Comfy Cozy

These Listen headphones aren’t just about the color; they feel robustly constructed, too. The design centers around the smooth horseshoe arc of the headband, which has a rubbery padding on its underside. I’ve twisted it to try and test its durability, but haven’t seen any signs of cracking or stress lines yet. The plastic bounces right back into place.


The earcups can adjust up and down for fit and you can jiggle them all four directions a little. They don’t have a full read more

FCC Delays Are Keeping Broadband From Rural School Kids

Woodman School is a tiny, whitewashed schoolhouse lodged in a remote clearing in Montana’s Lolo National Forest. It has a total of 35 students, and in January, all of them got the same assignment: Write a letter to local lawmakers explaining why you want internet access at school.

“If we had internet, we could do tests at our own school and not have to get bussed to Lolo and take tests on their computers,” scrawled one Woodman third grader on a sheet of looseleaf.

“We as a school are behind in our education,” wrote a seventh grade student. “It takes half an hour to load a document.”

Their teachers completed the assignment, too, describing their classroom shelves filled with unused Chromebooks and hours spent at the library checking out books for student research projects. Only about three Woodman students can access Google at a time, thanks to the overloaded and dilapidated DSL line that currently serves the school and all of its neighbors within 10 miles. read more

Trouble Detected in Infamous Dark Matter Signal

For 20 years, an experiment in Italy known as DAMA has detected an oscillating signal that could be coming from dark matter—the fog of invisible particles that ostensibly fill the cosmos, sculpting everything else with their gravity.

Quanta Magazine

author photo
Original story reprinted with permission from Quanta Magazine, an editorially independent publication of the Simons Foundation whose mission is to enhance public understanding of science by covering research developments and trends in mathematics and the physical and life sciences.

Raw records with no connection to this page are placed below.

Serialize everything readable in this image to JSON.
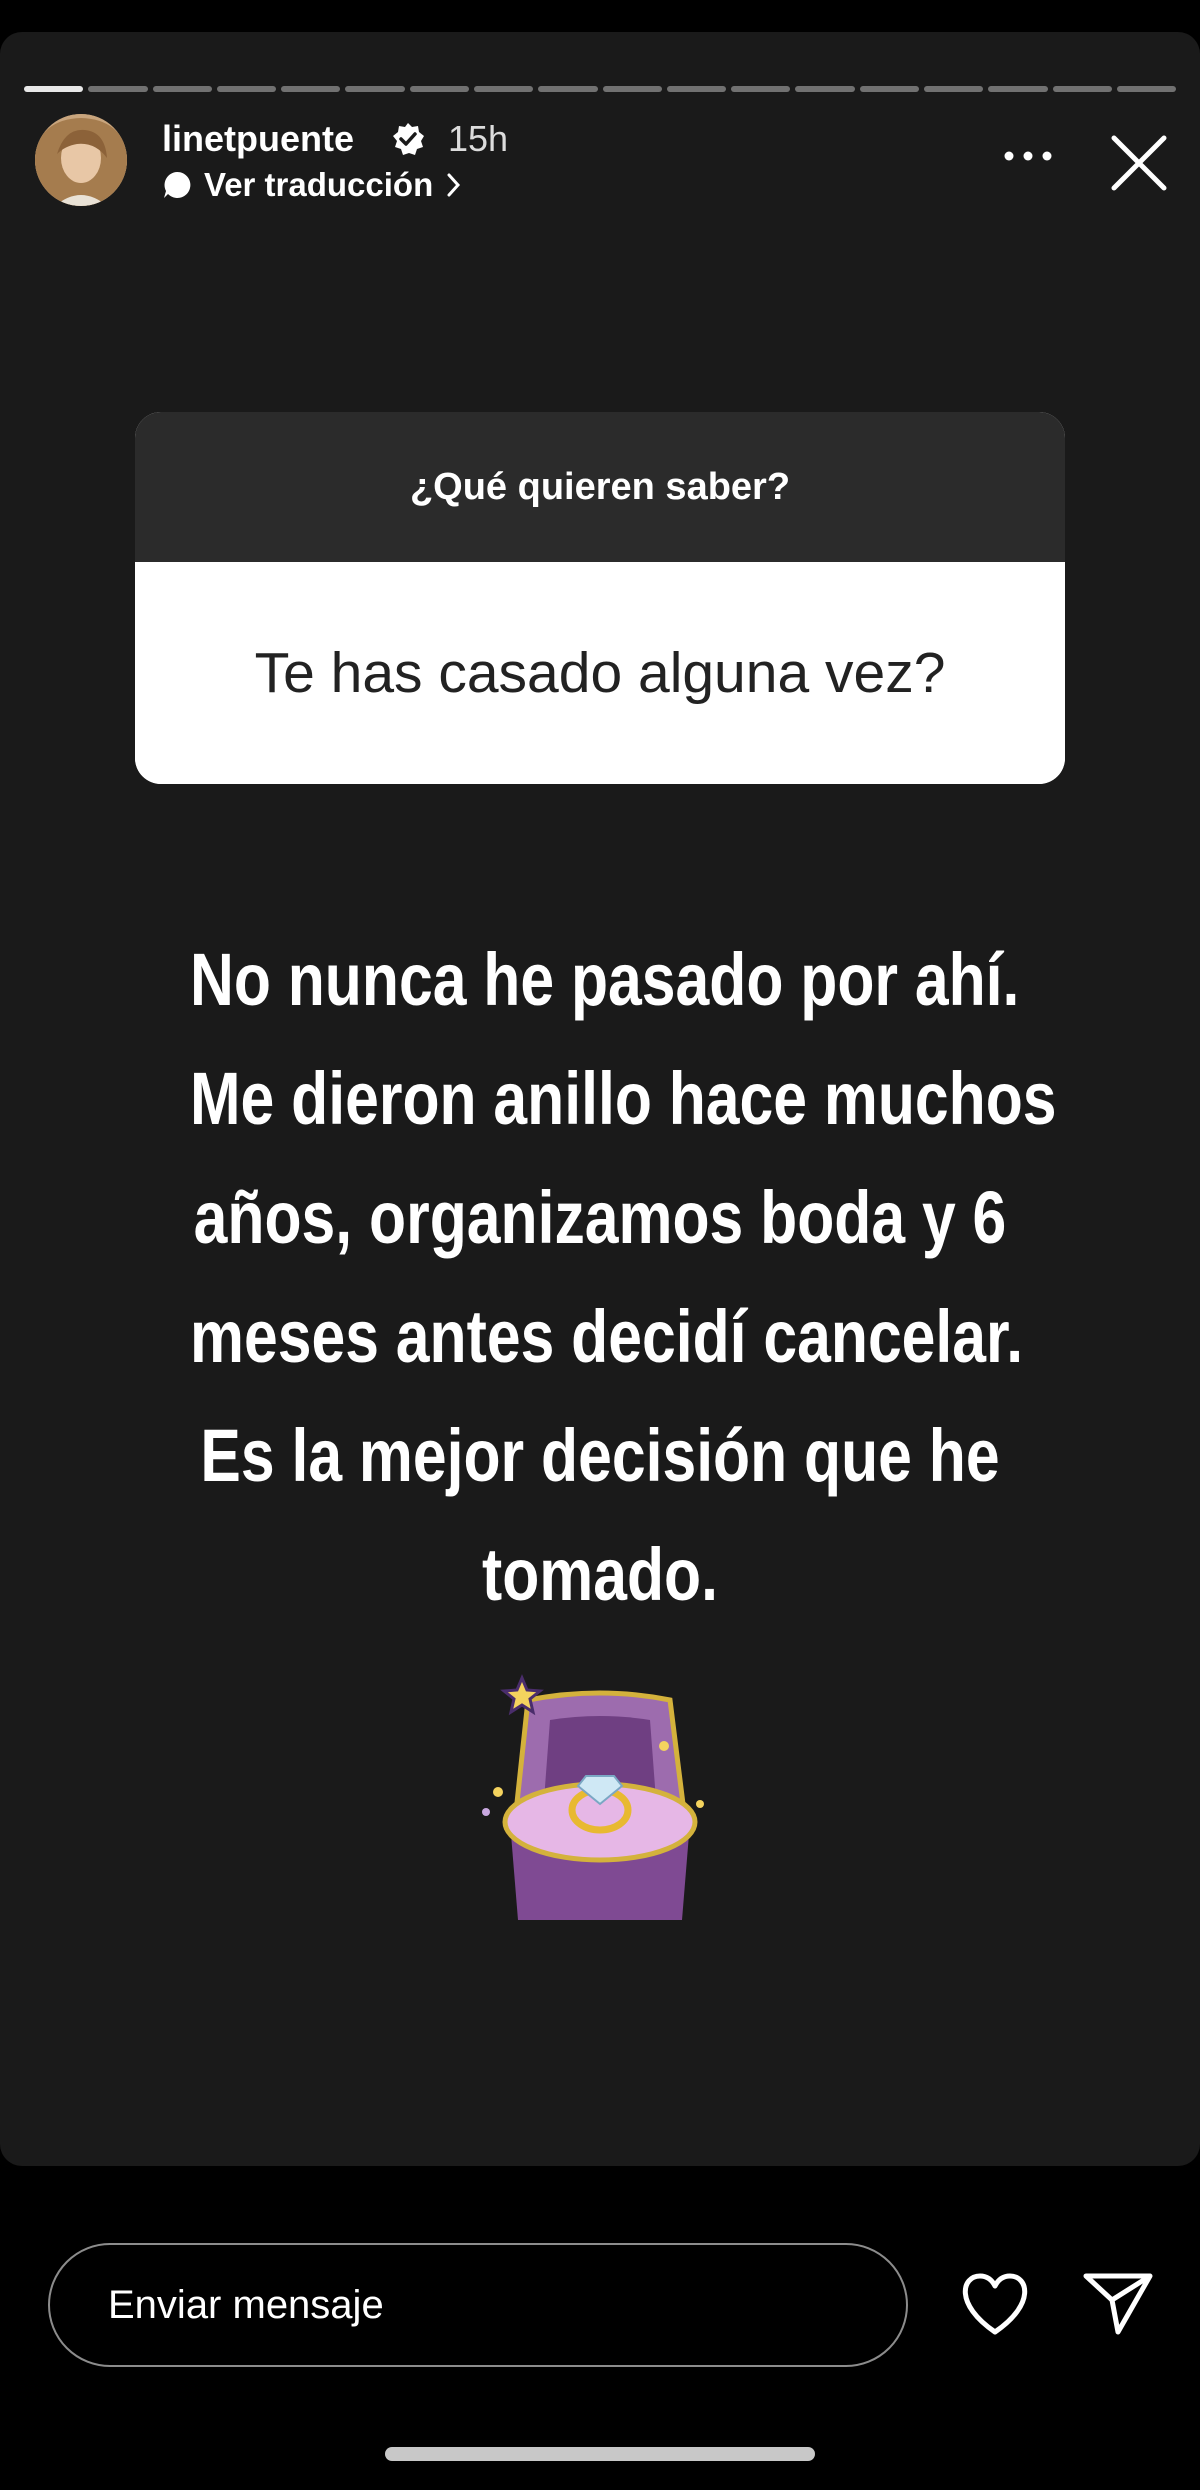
{
  "header": {
    "username": "linetpuente",
    "time": "15h",
    "translation": "Ver traducción"
  },
  "question": {
    "prompt": "¿Qué quieren saber?",
    "text": "Te has casado alguna vez?"
  },
  "answer": {
    "lines": [
      "No nunca he pasado por ahí.",
      "Me dieron anillo hace muchos",
      "años, organizamos boda y 6",
      "meses antes decidí cancelar.",
      "Es la mejor decisión que he",
      "tomado."
    ]
  },
  "footer": {
    "message_placeholder": "Enviar mensaje"
  },
  "progress": {
    "segments": 18,
    "active": 1
  },
  "colors": {
    "background": "#1a1a1a",
    "accent": "#ffffff",
    "ring_box": "#8e5aa0"
  }
}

One of the oldest and biggest experiments hunting for dark matter particles, DAMA is alone in claiming to see them. It purports to pick up on rare interactions between the hypothesized particles and ordinary atoms. But if these dalliances between the visible and invisible worlds really do produce DAMA’s data, several other experiments would probably also have detected dark matter by now. They have not.

Late last month, Rita Bernabei of the University of Rome Tor Vergata, DAMA’s longtime leader, presented the results of an additional six years of measurements. She reported that DAMA’s signal looks as strong as ever. But researchers not involved with the experiment have since raised serious arguments against dark matter as the signal’s source.

DAMA read more

The Teens Who Hacked Microsoft’s Xbox Empire—And Went Too Far

I. The Bumper

The trip to Delaware was only supposed to last a day. David Pokora, a bespectacled University of Toronto senior with scraggly blond hair down to his shoulders, needed to travel south to fetch a bumper that he’d bought for his souped-up Volks­wagen Golf R.

The American seller had balked at shipping to Canada, so Pokora arranged to have the part sent to a buddy, Justin May, who lived in Wilmington. The young men, both ardent gamers, shared a fascination with the inner workings of the Xbox; though they’d been chatting and collaborating for years, they’d never met in person. Pokora planned to make the eight-hour drive on a Friday, grab a leisurely dinner with May, then haul the metallic-blue bumper back home to Mississauga, Ontario, that night or early the next morning. His father offered to tag along so they could take turns behind the wheel of the family’s Jetta.

An hour into their journey on March 28, 2014, the Pokoras crossed the Lewiston–Queenston Bridge and hit the border checkpoint on the eastern side of the Niagara Gorge. An American customs agent gently quizzed them about their itinerary as he scanned their passports in his booth. He seemed ready to wave the Jetta through when something on his monitor caught his eye.

“What’s read more